Dataset excerpts

------

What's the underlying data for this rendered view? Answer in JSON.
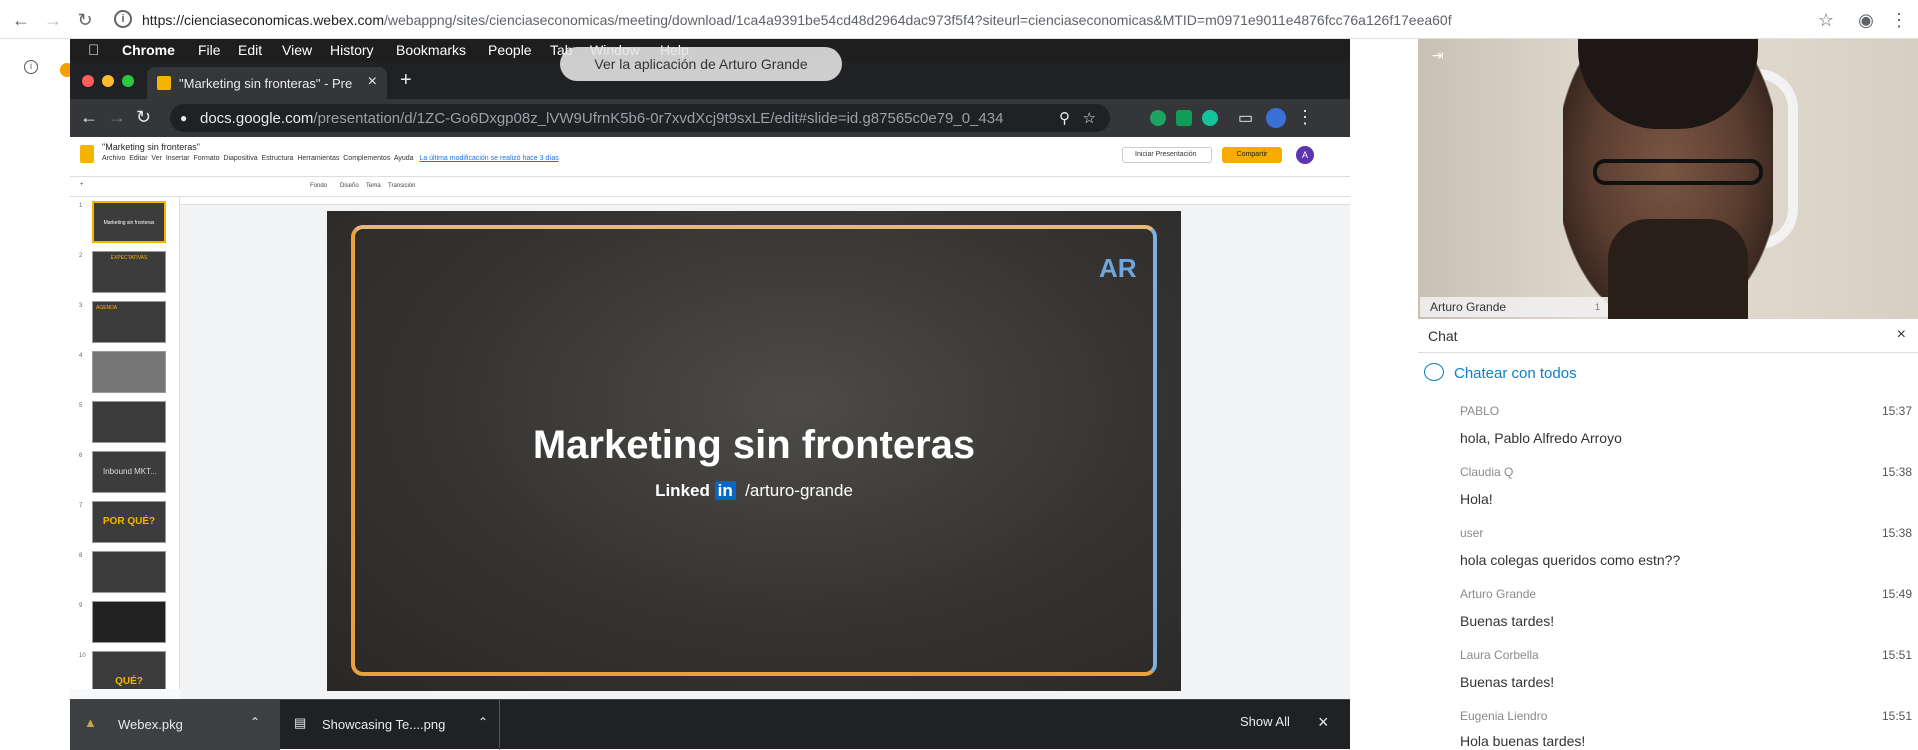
{
  "outer_browser": {
    "url_host": "https://cienciaseconomicas.webex.com",
    "url_rest": "/webappng/sites/cienciaseconomicas/meeting/download/1ca4a9391be54cd48d2964dac973f5f4?siteurl=cienciaseconomicas&MTID=m0971e9011e4876fcc76a126f17eea60f"
  },
  "mac_menu": {
    "app": "Chrome",
    "items": [
      "File",
      "Edit",
      "View",
      "History",
      "Bookmarks",
      "People",
      "Tab",
      "Window",
      "Help"
    ]
  },
  "app_tooltip": "Ver la aplicación de Arturo Grande",
  "inner_browser": {
    "tab_title": "\"Marketing sin fronteras\" - Pre",
    "url_host": "docs.google.com",
    "url_rest": "/presentation/d/1ZC-Go6Dxgp08z_lVW9UfrnK5b6-0r7xvdXcj9t9sxLE/edit#slide=id.g87565c0e79_0_434"
  },
  "slides_app": {
    "doc_title": "\"Marketing sin fronteras\"",
    "menus": [
      "Archivo",
      "Editar",
      "Ver",
      "Insertar",
      "Formato",
      "Diapositiva",
      "Estructura",
      "Herramientas",
      "Complementos",
      "Ayuda"
    ],
    "last_edit": "La última modificación se realizó hace 3 días",
    "present_label": "Iniciar Presentación",
    "share_label": "Compartir",
    "toolbar_items": [
      "Fondo",
      "Diseño",
      "Tema",
      "Transición"
    ],
    "thumbs": [
      {
        "n": "1",
        "label": "Marketing sin fronteras"
      },
      {
        "n": "2",
        "label": "EXPECTATIVAS"
      },
      {
        "n": "3",
        "label": "AGENDA"
      },
      {
        "n": "4",
        "label": ""
      },
      {
        "n": "5",
        "label": ""
      },
      {
        "n": "6",
        "label": "Inbound MKT..."
      },
      {
        "n": "7",
        "label": "POR QUÉ?"
      },
      {
        "n": "8",
        "label": ""
      },
      {
        "n": "9",
        "label": ""
      },
      {
        "n": "10",
        "label": "QUÉ?"
      }
    ],
    "slide_title": "Marketing sin fronteras",
    "slide_linkedin_word": "Linked",
    "slide_linkedin_in": "in",
    "slide_handle": "/arturo-grande",
    "slide_logo": "AR"
  },
  "downloads": {
    "items": [
      "Webex.pkg",
      "Showcasing Te....png"
    ],
    "show_all": "Show All"
  },
  "video": {
    "participant": "Arturo Grande",
    "badge": "1"
  },
  "chat": {
    "title": "Chat",
    "scope": "Chatear con todos",
    "messages": [
      {
        "from": "PABLO",
        "time": "15:37",
        "text": "hola, Pablo Alfredo Arroyo"
      },
      {
        "from": "Claudia Q",
        "time": "15:38",
        "text": "Hola!"
      },
      {
        "from": "user",
        "time": "15:38",
        "text": "hola colegas queridos como estn??"
      },
      {
        "from": "Arturo Grande",
        "time": "15:49",
        "text": "Buenas tardes!"
      },
      {
        "from": "Laura Corbella",
        "time": "15:51",
        "text": "Buenas tardes!"
      },
      {
        "from": "Eugenia Liendro",
        "time": "15:51",
        "text": "Hola buenas tardes!"
      }
    ]
  }
}
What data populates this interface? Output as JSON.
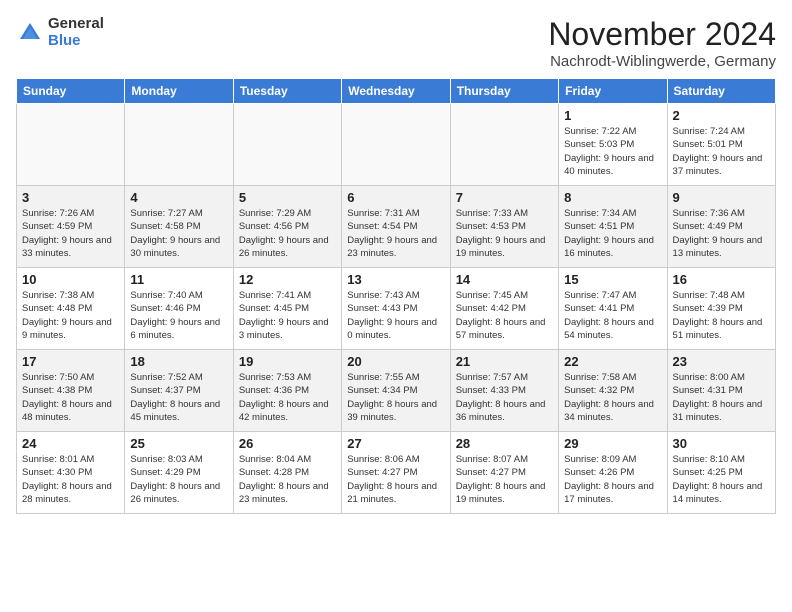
{
  "header": {
    "logo_general": "General",
    "logo_blue": "Blue",
    "month_title": "November 2024",
    "location": "Nachrodt-Wiblingwerde, Germany"
  },
  "weekdays": [
    "Sunday",
    "Monday",
    "Tuesday",
    "Wednesday",
    "Thursday",
    "Friday",
    "Saturday"
  ],
  "weeks": [
    [
      {
        "day": "",
        "info": ""
      },
      {
        "day": "",
        "info": ""
      },
      {
        "day": "",
        "info": ""
      },
      {
        "day": "",
        "info": ""
      },
      {
        "day": "",
        "info": ""
      },
      {
        "day": "1",
        "info": "Sunrise: 7:22 AM\nSunset: 5:03 PM\nDaylight: 9 hours\nand 40 minutes."
      },
      {
        "day": "2",
        "info": "Sunrise: 7:24 AM\nSunset: 5:01 PM\nDaylight: 9 hours\nand 37 minutes."
      }
    ],
    [
      {
        "day": "3",
        "info": "Sunrise: 7:26 AM\nSunset: 4:59 PM\nDaylight: 9 hours\nand 33 minutes."
      },
      {
        "day": "4",
        "info": "Sunrise: 7:27 AM\nSunset: 4:58 PM\nDaylight: 9 hours\nand 30 minutes."
      },
      {
        "day": "5",
        "info": "Sunrise: 7:29 AM\nSunset: 4:56 PM\nDaylight: 9 hours\nand 26 minutes."
      },
      {
        "day": "6",
        "info": "Sunrise: 7:31 AM\nSunset: 4:54 PM\nDaylight: 9 hours\nand 23 minutes."
      },
      {
        "day": "7",
        "info": "Sunrise: 7:33 AM\nSunset: 4:53 PM\nDaylight: 9 hours\nand 19 minutes."
      },
      {
        "day": "8",
        "info": "Sunrise: 7:34 AM\nSunset: 4:51 PM\nDaylight: 9 hours\nand 16 minutes."
      },
      {
        "day": "9",
        "info": "Sunrise: 7:36 AM\nSunset: 4:49 PM\nDaylight: 9 hours\nand 13 minutes."
      }
    ],
    [
      {
        "day": "10",
        "info": "Sunrise: 7:38 AM\nSunset: 4:48 PM\nDaylight: 9 hours\nand 9 minutes."
      },
      {
        "day": "11",
        "info": "Sunrise: 7:40 AM\nSunset: 4:46 PM\nDaylight: 9 hours\nand 6 minutes."
      },
      {
        "day": "12",
        "info": "Sunrise: 7:41 AM\nSunset: 4:45 PM\nDaylight: 9 hours\nand 3 minutes."
      },
      {
        "day": "13",
        "info": "Sunrise: 7:43 AM\nSunset: 4:43 PM\nDaylight: 9 hours\nand 0 minutes."
      },
      {
        "day": "14",
        "info": "Sunrise: 7:45 AM\nSunset: 4:42 PM\nDaylight: 8 hours\nand 57 minutes."
      },
      {
        "day": "15",
        "info": "Sunrise: 7:47 AM\nSunset: 4:41 PM\nDaylight: 8 hours\nand 54 minutes."
      },
      {
        "day": "16",
        "info": "Sunrise: 7:48 AM\nSunset: 4:39 PM\nDaylight: 8 hours\nand 51 minutes."
      }
    ],
    [
      {
        "day": "17",
        "info": "Sunrise: 7:50 AM\nSunset: 4:38 PM\nDaylight: 8 hours\nand 48 minutes."
      },
      {
        "day": "18",
        "info": "Sunrise: 7:52 AM\nSunset: 4:37 PM\nDaylight: 8 hours\nand 45 minutes."
      },
      {
        "day": "19",
        "info": "Sunrise: 7:53 AM\nSunset: 4:36 PM\nDaylight: 8 hours\nand 42 minutes."
      },
      {
        "day": "20",
        "info": "Sunrise: 7:55 AM\nSunset: 4:34 PM\nDaylight: 8 hours\nand 39 minutes."
      },
      {
        "day": "21",
        "info": "Sunrise: 7:57 AM\nSunset: 4:33 PM\nDaylight: 8 hours\nand 36 minutes."
      },
      {
        "day": "22",
        "info": "Sunrise: 7:58 AM\nSunset: 4:32 PM\nDaylight: 8 hours\nand 34 minutes."
      },
      {
        "day": "23",
        "info": "Sunrise: 8:00 AM\nSunset: 4:31 PM\nDaylight: 8 hours\nand 31 minutes."
      }
    ],
    [
      {
        "day": "24",
        "info": "Sunrise: 8:01 AM\nSunset: 4:30 PM\nDaylight: 8 hours\nand 28 minutes."
      },
      {
        "day": "25",
        "info": "Sunrise: 8:03 AM\nSunset: 4:29 PM\nDaylight: 8 hours\nand 26 minutes."
      },
      {
        "day": "26",
        "info": "Sunrise: 8:04 AM\nSunset: 4:28 PM\nDaylight: 8 hours\nand 23 minutes."
      },
      {
        "day": "27",
        "info": "Sunrise: 8:06 AM\nSunset: 4:27 PM\nDaylight: 8 hours\nand 21 minutes."
      },
      {
        "day": "28",
        "info": "Sunrise: 8:07 AM\nSunset: 4:27 PM\nDaylight: 8 hours\nand 19 minutes."
      },
      {
        "day": "29",
        "info": "Sunrise: 8:09 AM\nSunset: 4:26 PM\nDaylight: 8 hours\nand 17 minutes."
      },
      {
        "day": "30",
        "info": "Sunrise: 8:10 AM\nSunset: 4:25 PM\nDaylight: 8 hours\nand 14 minutes."
      }
    ]
  ]
}
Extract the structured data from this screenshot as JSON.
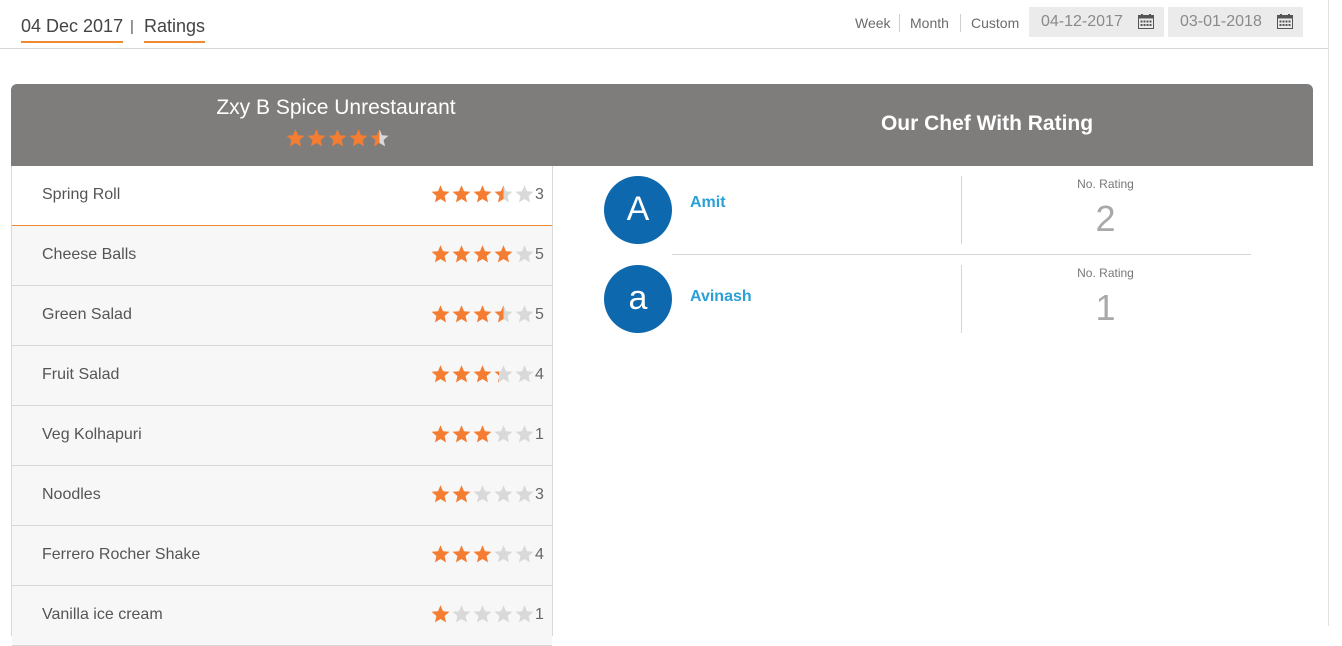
{
  "breadcrumb": {
    "date": "04 Dec 2017",
    "separator": "|",
    "page": "Ratings"
  },
  "range": {
    "options": [
      "Week",
      "Month",
      "Custom"
    ],
    "from_date": "04-12-2017",
    "to_date": "03-01-2018",
    "calendar_icon": "calendar-icon"
  },
  "colors": {
    "accent": "#f0892f",
    "star_filled": "#f47d31",
    "star_empty": "#d9d9d9",
    "header_bg": "#7f7d7b",
    "avatar_bg": "#0e68ad",
    "chef_name": "#2aa0d7"
  },
  "restaurant": {
    "name": "Zxy B Spice Unrestaurant",
    "rating": 4.5
  },
  "chef_section": {
    "title": "Our Chef With Rating"
  },
  "menu_items": [
    {
      "name": "Spring Roll",
      "rating": 3.5,
      "count": "3"
    },
    {
      "name": "Cheese Balls",
      "rating": 4,
      "count": "5"
    },
    {
      "name": "Green Salad",
      "rating": 3.5,
      "count": "5"
    },
    {
      "name": "Fruit Salad",
      "rating": 3.25,
      "count": "4"
    },
    {
      "name": "Veg Kolhapuri",
      "rating": 3,
      "count": "1"
    },
    {
      "name": "Noodles",
      "rating": 2,
      "count": "3"
    },
    {
      "name": "Ferrero Rocher Shake",
      "rating": 3,
      "count": "4"
    },
    {
      "name": "Vanilla ice cream",
      "rating": 1,
      "count": "1"
    }
  ],
  "chefs": [
    {
      "initial": "A",
      "name": "Amit",
      "rating_label": "No. Rating",
      "rating_count": "2"
    },
    {
      "initial": "a",
      "name": "Avinash",
      "rating_label": "No. Rating",
      "rating_count": "1"
    }
  ]
}
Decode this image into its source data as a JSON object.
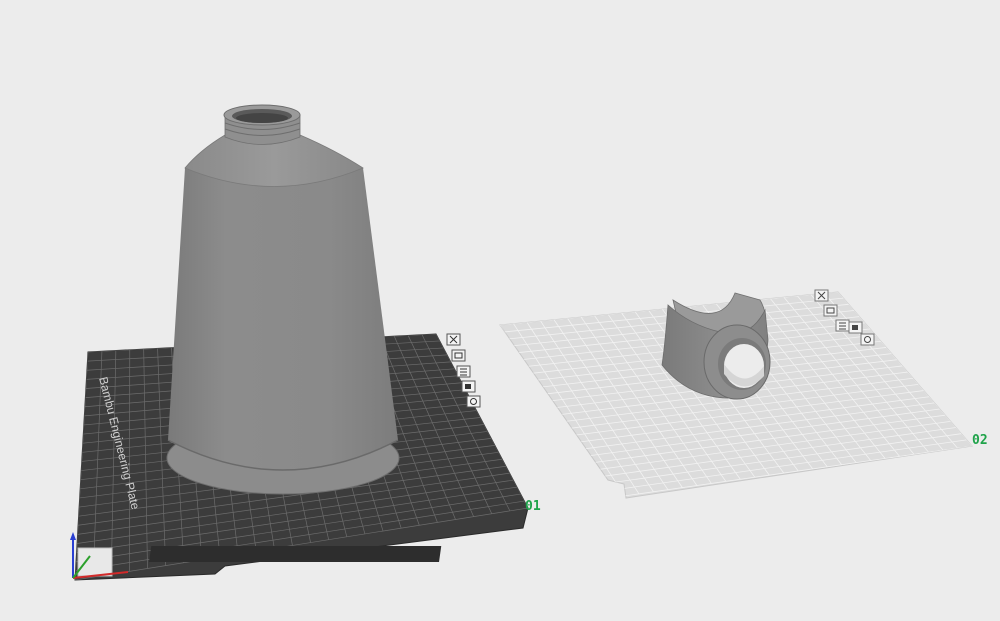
{
  "viewport": {
    "background": "#ececec",
    "accent_color": "#1fa34a"
  },
  "plates": [
    {
      "label": "01",
      "name": "Bambu Engineering Plate",
      "surface_color": "#3c3c3c",
      "icons": [
        "close-icon",
        "arrange-icon",
        "orient-icon",
        "lock-icon",
        "settings-icon"
      ]
    },
    {
      "label": "02",
      "surface_color": "#dcdcdc",
      "icons": [
        "close-icon",
        "arrange-icon",
        "orient-icon",
        "lock-icon",
        "settings-icon"
      ]
    }
  ],
  "objects": [
    {
      "name": "cone-bottle",
      "color": "#8a8a8a"
    },
    {
      "name": "ring-clip",
      "color": "#8a8a8a"
    }
  ],
  "axes": {
    "x_color": "#d22a2a",
    "y_color": "#2ca02c",
    "z_color": "#2a3fd2"
  }
}
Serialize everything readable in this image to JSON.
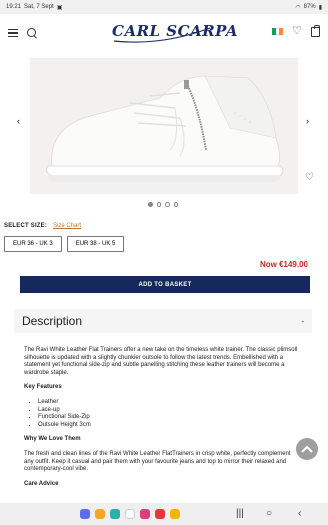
{
  "status_bar": {
    "time": "19:21",
    "date": "Sat, 7 Sept",
    "battery": "87%"
  },
  "header": {
    "logo_text": "CARL SCARPA"
  },
  "gallery": {
    "prev": "‹",
    "next": "›",
    "dot_count": 4,
    "active_dot": 0
  },
  "size": {
    "label": "SELECT SIZE:",
    "chart_link": "Size Chart",
    "options": [
      "EUR 36 - UK 3",
      "EUR 38 - UK 5"
    ]
  },
  "price": {
    "text": "Now €149.00"
  },
  "cta": {
    "add_to_basket": "ADD TO BASKET"
  },
  "description": {
    "title": "Description",
    "toggle": "-",
    "intro": "The Ravi White Leather Flat Trainers offer a new take on the timeless white trainer. The classic plimsoll silhouette is updated with a slightly chunkier outsole to follow the latest trends. Embellished with a statement yet functional side-zip and subtle panelling stitching these leather trainers will become a wardrobe staple.",
    "features_heading": "Key Features",
    "features": [
      "Leather",
      "Lace-up",
      "Functional Side-Zip",
      "Outsole Height 3cm"
    ],
    "love_heading": "Why We Love Them",
    "love_text": "The fresh and clean lines of the Ravi White Leather FlatTrainers in crisp white, perfectly complement any outfit. Keep it casual and pair them with your favourite jeans and top to mirror their relaxed and contemporary-cool vibe.",
    "care_heading": "Care Advice"
  },
  "colors": {
    "brand_navy": "#16295b",
    "price_red": "#c62828",
    "link_gold": "#b07a36"
  }
}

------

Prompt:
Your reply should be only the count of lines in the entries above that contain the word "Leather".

Finished exercise:
3